Given the nation’s opioid crisis, health care workers are rapidly adapting to newer protocols to minimize postoperative opioid consumption while maintaining patient satisfaction with pain control and surgical recovery. The transversus abdominis plane (TAP) block is a regional anesthetic technique that has been effective for postoperative analgesia for several types of abdominal operations, while the ilioinguinal block has also shown efficacy in reducing postoperative pain following herniorrhaphy. In addition, the pectoral block has been shown to be efficacious when reducing pain following specific types of breast procedures.
These three techniques are classified as regional anesthetic peripheral nerve blocks and are traditionally performed using ultrasound by anesthesiologists. Recently, more surgical teams have been performing these procedures through laparoscopic and infiltrative approaches. This year’s skills didactic on regional anesthesia held Saturday, October 23, Regional Anesthesia Techniques: Abdominal Wall and Pectoral Blocks for the Practicing General Surgeon, showed surgeons how the implementation of these three blocks can benefit patient recovery and also contrasted an infiltrative and laparoscopic approach with traditional ultrasound-guided delivery of regional anesthesia.

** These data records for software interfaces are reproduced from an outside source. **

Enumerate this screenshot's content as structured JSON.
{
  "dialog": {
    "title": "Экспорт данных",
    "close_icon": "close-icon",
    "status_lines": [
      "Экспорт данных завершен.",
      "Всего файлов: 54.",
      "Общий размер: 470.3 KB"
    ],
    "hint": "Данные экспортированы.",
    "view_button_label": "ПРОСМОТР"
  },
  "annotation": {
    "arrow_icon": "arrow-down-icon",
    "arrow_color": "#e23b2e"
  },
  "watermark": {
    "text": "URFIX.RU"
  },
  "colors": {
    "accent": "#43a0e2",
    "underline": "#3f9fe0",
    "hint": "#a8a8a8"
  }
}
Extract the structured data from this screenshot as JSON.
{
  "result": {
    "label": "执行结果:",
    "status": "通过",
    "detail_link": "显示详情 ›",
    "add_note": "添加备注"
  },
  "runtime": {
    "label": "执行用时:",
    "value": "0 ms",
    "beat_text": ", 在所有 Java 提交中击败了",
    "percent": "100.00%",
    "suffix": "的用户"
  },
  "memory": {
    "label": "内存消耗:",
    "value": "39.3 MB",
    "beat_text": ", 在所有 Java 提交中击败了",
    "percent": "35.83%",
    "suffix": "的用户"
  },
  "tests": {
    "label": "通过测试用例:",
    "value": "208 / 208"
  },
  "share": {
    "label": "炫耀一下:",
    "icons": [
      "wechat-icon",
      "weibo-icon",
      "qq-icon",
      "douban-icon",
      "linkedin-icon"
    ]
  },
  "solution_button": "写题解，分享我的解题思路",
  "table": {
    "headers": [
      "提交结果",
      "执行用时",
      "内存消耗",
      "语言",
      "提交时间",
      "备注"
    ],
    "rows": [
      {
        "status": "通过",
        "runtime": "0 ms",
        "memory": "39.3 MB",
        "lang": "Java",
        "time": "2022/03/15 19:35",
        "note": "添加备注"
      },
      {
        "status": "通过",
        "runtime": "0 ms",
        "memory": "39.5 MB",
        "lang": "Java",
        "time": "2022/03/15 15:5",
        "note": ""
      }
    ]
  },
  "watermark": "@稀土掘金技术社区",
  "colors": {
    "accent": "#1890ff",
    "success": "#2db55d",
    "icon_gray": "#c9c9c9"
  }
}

The TAP block, when delivered laparoscopically, has been shown to reduce pain up to 24 hours in patients undergoing laparoscopic cholecystectomy, as published in Surgical Endoscopy earlier this year. In this study, surgeons delivered a four-quadrant TAP block with 10 ml of 0.25 percent bupivacaine at each of four sites. In a meta-analysis by Aamir et al published in Obesity Surgery, investigators performing laparoscopic bariatric operations found patients receiving a TAP block experienced less postoperative nausea and vomiting and decreased time to ambulation compared with patients who did not receive regional anesthesia, with opioid consumption and pain scores remaining the same between the two groups. Another small study (n=30 each group), the results of which were shared in Hernia, showed that those patients undergoing elective laparoscopic inguinal hernia repair with an L-TAP (30 ml of 0.25 percent bupivacaine) experienced less pain at three and six hours post-procedure compared with patients in the control group (15 ml of 0.5 percent bupivacaine at periportal sites). Groups receiving a TAP block or an ilioinguinal block following elective unilateral inguinal herniorrhaphy went significantly longer in the postoperative period before reporting pain (266 and 247 minutes, respectively) as compared with a control group (subarachnoid block only), as published in the Journal of Anesthesia.
As oncological breast surgery can be associated with significant acute and chronic postoperative pain, the Prospect guidelines endorse the use of pectoral nerve blocks as an alternative to paravertebral blocks. Furthermore, the guidelines also support the addition of local anesthetic wound infiltration to regional anesthesia techniques. A 2015 article in Regional Anesthesia & Pain Medicine by Bashandy et al found that patients who were undergoing elective unilateral modified radical mastectomy and who received either a pectoral I or II block in combination with general anesthesia fared better postoperatively than patients receiving general anesthesia alone (n=60 each group). Postoperative morphine consumption and visual analog scale pain scores were lower in the group receiving PECS blocks compared to the control group. A 2021 article in Anesthesiology reported that comparing the preoperative and postoperative advantages of a pectoral 1 block delivered via ultrasound to patients undergoing breast augmentation with a control group showed that preoperative PECS1 block resulted in reduced pain scores eight hours following surgery, lower opioid consumption, and less use of rescue analgesia.
The pectoral block session of the didactic course highlighted video-based education from Stephanie Valente, DO, FACS, director, Western Region Breast and Fairview Hospital Breast Programs, and director, Breast Surgical Oncology Fellowship, Cleveland Clinic, OH, and Scott Karlan, MD, FACS, director of information, department of surgery, and associate director, breast cancer, Cedars-Sinai Medical Center, West Hollywood, CA. A pre-recorded Panel Session followed. The TAP block technique video was followed by a live Panel Session moderated by Stefan Scholz, MD, FACS, assistant professor of surgery and director, minimally invasive surgery, University of Pittsburg, Children’s Hospital of Pittsburgh, PA, with speakers Jonah Stulberg, MD, PhD, MPH, FACS, vice-chair of research and associate professor of surgery, University of Texas Health Science Center, McGovern Medical School, Houston, and Shirin Towfigh, MD, FACS, hernia and laparoscopic surgery specialist, Beverly Hills Hernia Center, CA.
This didactic course will be followed in March (barring any further coronavirus 19-related delays) by an in-person skills course scheduled to take place on Wednesday, March 2, 2022, at the University of Chicago. For more information about the didactic course on October 23 or the skills course on March 2, contact Tarra Barot at [email protected] or access the resources for medical professionals webpage.